Football, like any sport, is a game. You play. You win. You lose. But sport can transcend its role as a mere game. For some, it can become something far greater.
For Los Angeles Rams Safety and Blenders Entourage athlete, Taylor Rapp, football was a proving ground in more ways than one — a place where he developed his identity and conquered doubt. And, in recent times, even a vehicle through which he inspires others.
Taylor Rapp was born in Atlanta, Georgia on December 22, 1997 to mother, Chiyan, and father, Chris.
Taylor’s parents met in China — while his father is an Oklahoma-born American raised in Canada, his mother is a native of Shanghai. And for a young man that would spend his formative years in Bellingham, Washington, that would all prove profoundly significant.
School in Washington didn’t offer many familiar faces. As an Asian-American, Taylor didn’t look like most of his peers — and at times, they weren’t shy about letting him know it. Teasing and taunting weren’t uncommon, and Taylor would spend much of his time in grade school feeling marginalized because of his background. This continued at Sehome High School in Bellingham, where he felt a fiery urge to prove himself on the football field.
Speaking with Young Post on those days, Taylor had the following to say: “There are not many Asian-Americans like me in Bellingham. It was definitely hard to embrace. For me, trying to play sports and make it to college in sports – there are not a lot of Asian-Americans to look up to in both college and pro sports. Every other kid had someone to look up to or relate to. I didn’t really have that because there weren’t that many Asians in, well, any sport.”
It was this feeling of isolation that would drive Taylor in the future, both on and off the field.
The University of Washington would at first prove both different and all too familiar for Taylor. While there was a dramatic increase in diversity on campus, he still felt overlooked as a football player in no small part due to his ethnicity.
And so he put on a show that couldn’t be ignored.
Wasting no time, Taylor was named the Pac-12’s Freshman Defensive Player of the Year in 2016. He would also pick up three Freshman All-America honors before a scintillating sophomore season marked by first-team All-Pac-12 honors — and acceptance into the prestigious Foster School of Business. His junior season only further highlighted his dominance, earning him first-team All-American honors from both Sports Illustrated and the Associated Press.
On January 2, 2019, Taylor announced his decision to forego his senior season and enter the 2019 NFL Draft.
The Los Angeles Rams selected Rapp in the second round of the 2019 NFL Draft — #61 overall. He was only the fifth safety taken.
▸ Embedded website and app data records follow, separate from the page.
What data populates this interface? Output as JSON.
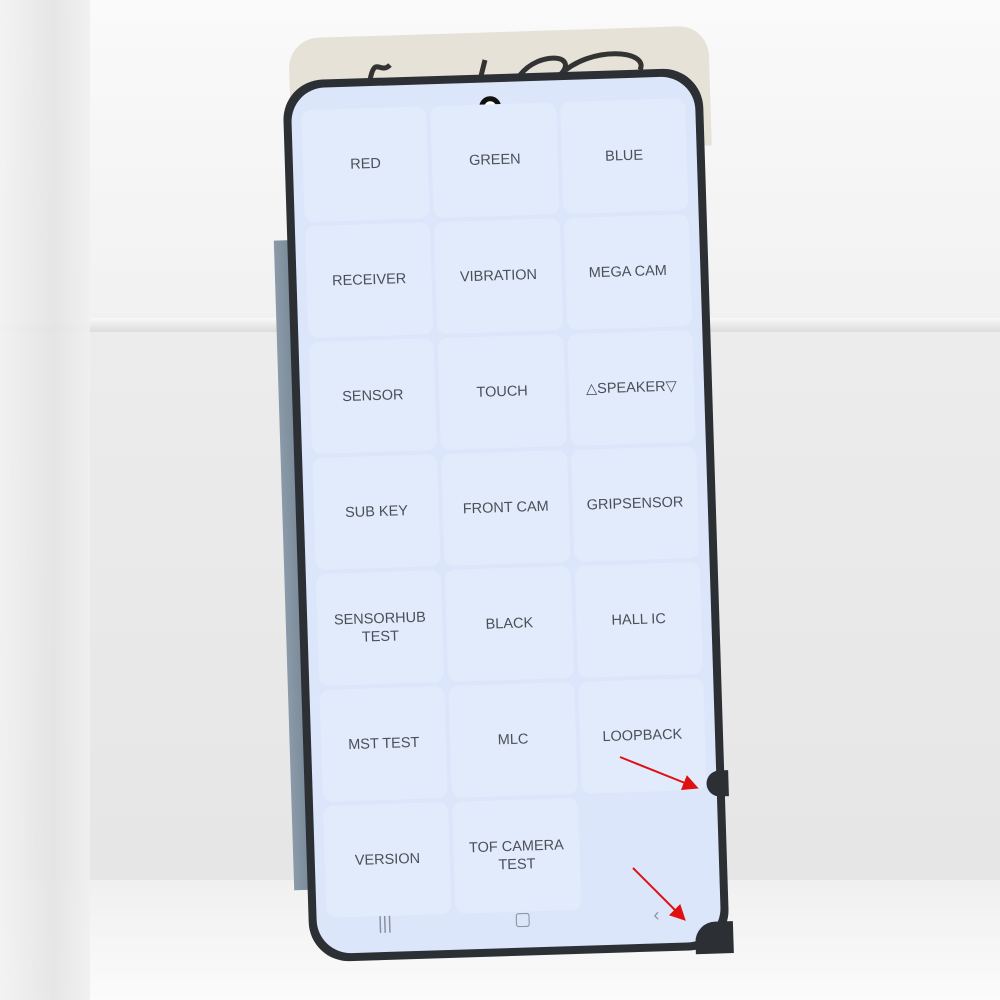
{
  "tiles": [
    {
      "label": "RED"
    },
    {
      "label": "GREEN"
    },
    {
      "label": "BLUE"
    },
    {
      "label": "RECEIVER"
    },
    {
      "label": "VIBRATION"
    },
    {
      "label": "MEGA CAM"
    },
    {
      "label": "SENSOR"
    },
    {
      "label": "TOUCH"
    },
    {
      "label": "△SPEAKER▽"
    },
    {
      "label": "SUB KEY"
    },
    {
      "label": "FRONT CAM"
    },
    {
      "label": "GRIPSENSOR"
    },
    {
      "label": "SENSORHUB TEST"
    },
    {
      "label": "BLACK"
    },
    {
      "label": "HALL IC"
    },
    {
      "label": "MST TEST"
    },
    {
      "label": "MLC"
    },
    {
      "label": "LOOPBACK"
    },
    {
      "label": "VERSION"
    },
    {
      "label": "TOF CAMERA TEST"
    },
    {
      "label": ""
    }
  ],
  "nav": {
    "recents": "|||",
    "home": "▢",
    "back": "‹"
  },
  "colors": {
    "screen": "#dbe6fb",
    "tile": "#e2ebfb",
    "bezel": "#2c3034",
    "arrow": "#e01010"
  },
  "icons": {
    "camera": "front-camera-hole",
    "arrows": "red-arrow"
  }
}
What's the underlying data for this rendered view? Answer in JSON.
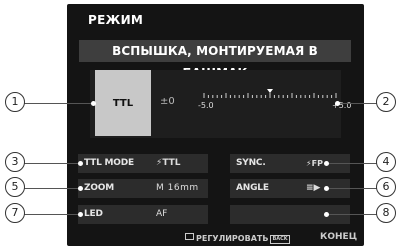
{
  "screen": {
    "title": "РЕЖИМ",
    "mode": "ВСПЫШКА, МОНТИРУЕМАЯ В БАШМАК",
    "main": {
      "ttl": "TTL",
      "compensation": "±0",
      "scale_min": "-5.0",
      "scale_max": "+5.0"
    },
    "rows": [
      {
        "left_label": "TTL MODE",
        "left_value": "⚡TTL",
        "right_label": "SYNC.",
        "right_value": "⚡FP"
      },
      {
        "left_label": "ZOOM",
        "left_value": "M 16mm",
        "right_label": "ANGLE",
        "right_value": "≡▶"
      },
      {
        "left_label": "LED",
        "left_value": "AF",
        "right_label": "",
        "right_value": ""
      }
    ],
    "footer": {
      "adjust_label": "РЕГУЛИРОВАТЬ",
      "back_key": "BACK",
      "end_label": "КОНЕЦ"
    }
  },
  "callouts": [
    "1",
    "2",
    "3",
    "4",
    "5",
    "6",
    "7",
    "8"
  ],
  "colors": {
    "screen_bg": "#141414",
    "panel_bg": "#2c2c2c",
    "highlight": "#c8c8c8"
  }
}
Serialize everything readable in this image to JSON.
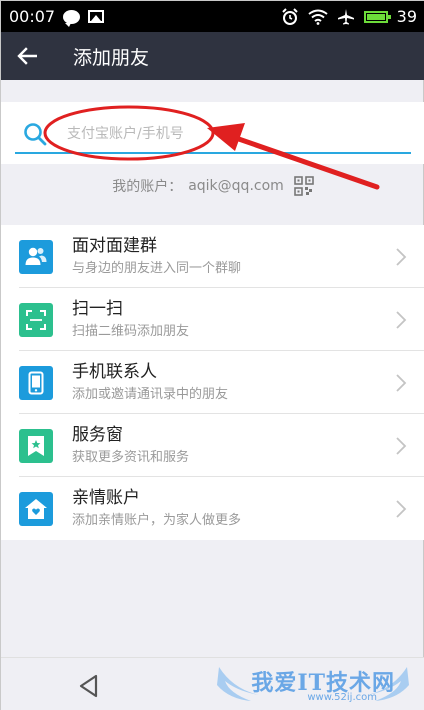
{
  "status_bar": {
    "time": "00:07",
    "battery": "39"
  },
  "header": {
    "title": "添加朋友"
  },
  "search": {
    "placeholder": "支付宝账户/手机号"
  },
  "account": {
    "label": "我的账户：",
    "value": "aqik@qq.com"
  },
  "list": [
    {
      "title": "面对面建群",
      "subtitle": "与身边的朋友进入同一个群聊",
      "icon": "group-icon",
      "color": "#1c9bdc"
    },
    {
      "title": "扫一扫",
      "subtitle": "扫描二维码添加朋友",
      "icon": "scan-icon",
      "color": "#2cc08e"
    },
    {
      "title": "手机联系人",
      "subtitle": "添加或邀请通讯录中的朋友",
      "icon": "phone-icon",
      "color": "#1c9bdc"
    },
    {
      "title": "服务窗",
      "subtitle": "获取更多资讯和服务",
      "icon": "service-window-icon",
      "color": "#2cc08e"
    },
    {
      "title": "亲情账户",
      "subtitle": "添加亲情账户，为家人做更多",
      "icon": "family-account-icon",
      "color": "#1c9bdc"
    }
  ],
  "watermark": {
    "text": "我爱IT技术网",
    "url": "www.52ij.com"
  },
  "colors": {
    "header_bg": "#2f3340",
    "accent": "#29a8e0",
    "annotation_red": "#e02020"
  }
}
Following an injury that hampered his efforts in 2020, Taylor’s return to the gridiron in 2021 can only be described as “instant impact.” In Week 6 alone, he notched two interceptions, three passes defensed, and five tackles in a win over the Giants, nabbing NFC Defensive Player of the Week. And coming off a concussion in week 17 that forced him to miss the first three games of the playoffs, Taylor would stand victorious in Super Bowl LV over the Cincinnati Bengals after recording seven tackles.
The cherry on top? A post-game proposal to then-girlfriend, Dani Johnson. (She said yes.)
Success on the field has brought with it greater purpose off the field. As Taylor’s star has risen, so has his influence — a reality he embraces with open arms.
Now a vocal advocate for the Asian American Pacific Islander (AAPI) community, Taylor launched an NFT series in 2021 that pays tribute to his Chinese heritage and supports the broader community. Titled “Year of the Ox,” the six editions feature hand-painted graphics by his grandfather, with all proceeds donated to GoFundMe’s AAPI Community Fund. And since Taylor wants today’s Asian-American youth to have the role models in sport he never had, he’s made it a point to visit with them in school, including Castelar Elementary in LA’s Chinatown.
Via his IG (@taylorrapp), Taylor had this to say on the Castelar trip: “They have the highest population of Asian-American students in ALL of LA!! I had the time of my life getting to meet and interact with these amazing kids… I hope I was able to inspire every single one of them to not let anyone tell them what they can and can’t do, and to go after their dreams, no matter what they might be.”
Taylor Rapp knows what it’s like to feel marginalized, but through grit and determination, he’s beaten the odds to rise to the pinnacle of his sport. Now, he’s sharing his success with the next generation — and that’s one heck of a way to Live Life in Forward Motion.
Welcome to the Blenders Entourage, Taylor.